■ Data under study ■
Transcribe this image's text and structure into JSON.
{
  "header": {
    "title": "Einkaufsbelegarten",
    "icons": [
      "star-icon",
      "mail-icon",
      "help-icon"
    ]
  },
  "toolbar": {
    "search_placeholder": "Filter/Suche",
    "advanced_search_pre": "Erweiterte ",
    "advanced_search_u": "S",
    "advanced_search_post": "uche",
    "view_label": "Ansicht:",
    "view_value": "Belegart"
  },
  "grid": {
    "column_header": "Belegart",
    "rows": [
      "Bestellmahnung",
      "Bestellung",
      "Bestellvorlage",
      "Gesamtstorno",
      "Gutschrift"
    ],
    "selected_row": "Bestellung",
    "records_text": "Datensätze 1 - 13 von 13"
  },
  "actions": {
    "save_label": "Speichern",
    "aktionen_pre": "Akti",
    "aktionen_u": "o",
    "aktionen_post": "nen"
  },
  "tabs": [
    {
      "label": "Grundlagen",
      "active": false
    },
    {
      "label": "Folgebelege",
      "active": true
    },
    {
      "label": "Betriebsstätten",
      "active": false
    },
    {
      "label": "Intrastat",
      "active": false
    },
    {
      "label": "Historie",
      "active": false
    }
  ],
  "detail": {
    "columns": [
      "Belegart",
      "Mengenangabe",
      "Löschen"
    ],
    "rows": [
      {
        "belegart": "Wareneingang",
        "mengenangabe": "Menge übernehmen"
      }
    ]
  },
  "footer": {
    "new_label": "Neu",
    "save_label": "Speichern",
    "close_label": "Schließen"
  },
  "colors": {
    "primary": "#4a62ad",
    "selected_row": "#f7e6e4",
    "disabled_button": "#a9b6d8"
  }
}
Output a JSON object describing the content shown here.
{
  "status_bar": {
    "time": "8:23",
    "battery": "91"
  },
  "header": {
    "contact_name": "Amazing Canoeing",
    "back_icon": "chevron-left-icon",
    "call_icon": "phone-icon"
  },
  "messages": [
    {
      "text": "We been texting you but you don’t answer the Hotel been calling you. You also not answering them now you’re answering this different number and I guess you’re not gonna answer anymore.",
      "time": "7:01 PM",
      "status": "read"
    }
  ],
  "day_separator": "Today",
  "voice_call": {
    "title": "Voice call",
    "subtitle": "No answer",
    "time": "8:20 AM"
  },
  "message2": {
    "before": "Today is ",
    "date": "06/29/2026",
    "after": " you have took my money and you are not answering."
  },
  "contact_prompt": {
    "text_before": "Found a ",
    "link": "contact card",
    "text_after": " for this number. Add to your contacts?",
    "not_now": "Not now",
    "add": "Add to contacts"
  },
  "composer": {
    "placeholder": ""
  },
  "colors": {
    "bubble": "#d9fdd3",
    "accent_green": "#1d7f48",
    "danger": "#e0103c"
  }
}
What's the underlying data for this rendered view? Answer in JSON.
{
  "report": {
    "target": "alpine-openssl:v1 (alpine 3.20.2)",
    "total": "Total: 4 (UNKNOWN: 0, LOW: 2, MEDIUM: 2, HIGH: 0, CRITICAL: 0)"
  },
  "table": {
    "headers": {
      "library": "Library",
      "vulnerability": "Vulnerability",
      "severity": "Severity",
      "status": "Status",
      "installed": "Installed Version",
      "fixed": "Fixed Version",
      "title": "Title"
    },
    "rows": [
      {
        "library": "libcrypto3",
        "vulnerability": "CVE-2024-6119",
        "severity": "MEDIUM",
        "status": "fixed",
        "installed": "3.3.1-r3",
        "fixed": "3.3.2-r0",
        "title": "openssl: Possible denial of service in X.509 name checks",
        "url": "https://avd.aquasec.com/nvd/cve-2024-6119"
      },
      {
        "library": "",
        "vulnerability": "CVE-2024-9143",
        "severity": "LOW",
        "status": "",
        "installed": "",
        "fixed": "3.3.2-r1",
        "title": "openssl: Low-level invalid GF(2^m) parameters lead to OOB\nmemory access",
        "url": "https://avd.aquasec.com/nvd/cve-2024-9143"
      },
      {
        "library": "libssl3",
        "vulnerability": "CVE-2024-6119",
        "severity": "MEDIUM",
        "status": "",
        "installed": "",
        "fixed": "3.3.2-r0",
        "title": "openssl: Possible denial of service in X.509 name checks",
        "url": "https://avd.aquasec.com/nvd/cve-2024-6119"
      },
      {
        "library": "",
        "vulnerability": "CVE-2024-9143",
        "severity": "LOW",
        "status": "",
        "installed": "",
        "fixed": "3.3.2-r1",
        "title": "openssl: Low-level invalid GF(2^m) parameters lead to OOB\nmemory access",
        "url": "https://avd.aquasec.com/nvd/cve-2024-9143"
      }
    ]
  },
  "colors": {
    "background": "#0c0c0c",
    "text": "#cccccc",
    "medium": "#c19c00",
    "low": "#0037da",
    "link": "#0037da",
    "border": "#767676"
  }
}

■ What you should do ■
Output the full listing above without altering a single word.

■ Response to the task ■
Transcribe this image's text and structure into JSON.
{
  "header": {
    "title": "Einkaufsbelegarten",
    "icons": [
      "star-icon",
      "mail-icon",
      "help-icon"
    ]
  },
  "toolbar": {
    "search_placeholder": "Filter/Suche",
    "advanced_search_pre": "Erweiterte ",
    "advanced_search_u": "S",
    "advanced_search_post": "uche",
    "view_label": "Ansicht:",
    "view_value": "Belegart"
  },
  "grid": {
    "column_header": "Belegart",
    "rows": [
      "Bestellmahnung",
      "Bestellung",
      "Bestellvorlage",
      "Gesamtstorno",
      "Gutschrift"
    ],
    "selected_row": "Bestellung",
    "records_text": "Datensätze 1 - 13 von 13"
  },
  "actions": {
    "save_label": "Speichern",
    "aktionen_pre": "Akti",
    "aktionen_u": "o",
    "aktionen_post": "nen"
  },
  "tabs": [
    {
      "label": "Grundlagen",
      "active": false
    },
    {
      "label": "Folgebelege",
      "active": true
    },
    {
      "label": "Betriebsstätten",
      "active": false
    },
    {
      "label": "Intrastat",
      "active": false
    },
    {
      "label": "Historie",
      "active": false
    }
  ],
  "detail": {
    "columns": [
      "Belegart",
      "Mengenangabe",
      "Löschen"
    ],
    "rows": [
      {
        "belegart": "Wareneingang",
        "mengenangabe": "Menge übernehmen"
      }
    ]
  },
  "footer": {
    "new_label": "Neu",
    "save_label": "Speichern",
    "close_label": "Schließen"
  },
  "colors": {
    "primary": "#4a62ad",
    "selected_row": "#f7e6e4",
    "disabled_button": "#a9b6d8"
  }
}
Output a JSON object describing the content shown here.
{
  "status_bar": {
    "time": "8:23",
    "battery": "91"
  },
  "header": {
    "contact_name": "Amazing Canoeing",
    "back_icon": "chevron-left-icon",
    "call_icon": "phone-icon"
  },
  "messages": [
    {
      "text": "We been texting you but you don’t answer the Hotel been calling you. You also not answering them now you’re answering this different number and I guess you’re not gonna answer anymore.",
      "time": "7:01 PM",
      "status": "read"
    }
  ],
  "day_separator": "Today",
  "voice_call": {
    "title": "Voice call",
    "subtitle": "No answer",
    "time": "8:20 AM"
  },
  "message2": {
    "before": "Today is ",
    "date": "06/29/2026",
    "after": " you have took my money and you are not answering."
  },
  "contact_prompt": {
    "text_before": "Found a ",
    "link": "contact card",
    "text_after": " for this number. Add to your contacts?",
    "not_now": "Not now",
    "add": "Add to contacts"
  },
  "composer": {
    "placeholder": ""
  },
  "colors": {
    "bubble": "#d9fdd3",
    "accent_green": "#1d7f48",
    "danger": "#e0103c"
  }
}
What's the underlying data for this rendered view? Answer in JSON.
{
  "report": {
    "target": "alpine-openssl:v1 (alpine 3.20.2)",
    "total": "Total: 4 (UNKNOWN: 0, LOW: 2, MEDIUM: 2, HIGH: 0, CRITICAL: 0)"
  },
  "table": {
    "headers": {
      "library": "Library",
      "vulnerability": "Vulnerability",
      "severity": "Severity",
      "status": "Status",
      "installed": "Installed Version",
      "fixed": "Fixed Version",
      "title": "Title"
    },
    "rows": [
      {
        "library": "libcrypto3",
        "vulnerability": "CVE-2024-6119",
        "severity": "MEDIUM",
        "status": "fixed",
        "installed": "3.3.1-r3",
        "fixed": "3.3.2-r0",
        "title": "openssl: Possible denial of service in X.509 name checks",
        "url": "https://avd.aquasec.com/nvd/cve-2024-6119"
      },
      {
        "library": "",
        "vulnerability": "CVE-2024-9143",
        "severity": "LOW",
        "status": "",
        "installed": "",
        "fixed": "3.3.2-r1",
        "title": "openssl: Low-level invalid GF(2^m) parameters lead to OOB\nmemory access",
        "url": "https://avd.aquasec.com/nvd/cve-2024-9143"
      },
      {
        "library": "libssl3",
        "vulnerability": "CVE-2024-6119",
        "severity": "MEDIUM",
        "status": "",
        "installed": "",
        "fixed": "3.3.2-r0",
        "title": "openssl: Possible denial of service in X.509 name checks",
        "url": "https://avd.aquasec.com/nvd/cve-2024-6119"
      },
      {
        "library": "",
        "vulnerability": "CVE-2024-9143",
        "severity": "LOW",
        "status": "",
        "installed": "",
        "fixed": "3.3.2-r1",
        "title": "openssl: Low-level invalid GF(2^m) parameters lead to OOB\nmemory access",
        "url": "https://avd.aquasec.com/nvd/cve-2024-9143"
      }
    ]
  },
  "colors": {
    "background": "#0c0c0c",
    "text": "#cccccc",
    "medium": "#c19c00",
    "low": "#0037da",
    "link": "#0037da",
    "border": "#767676"
  }
}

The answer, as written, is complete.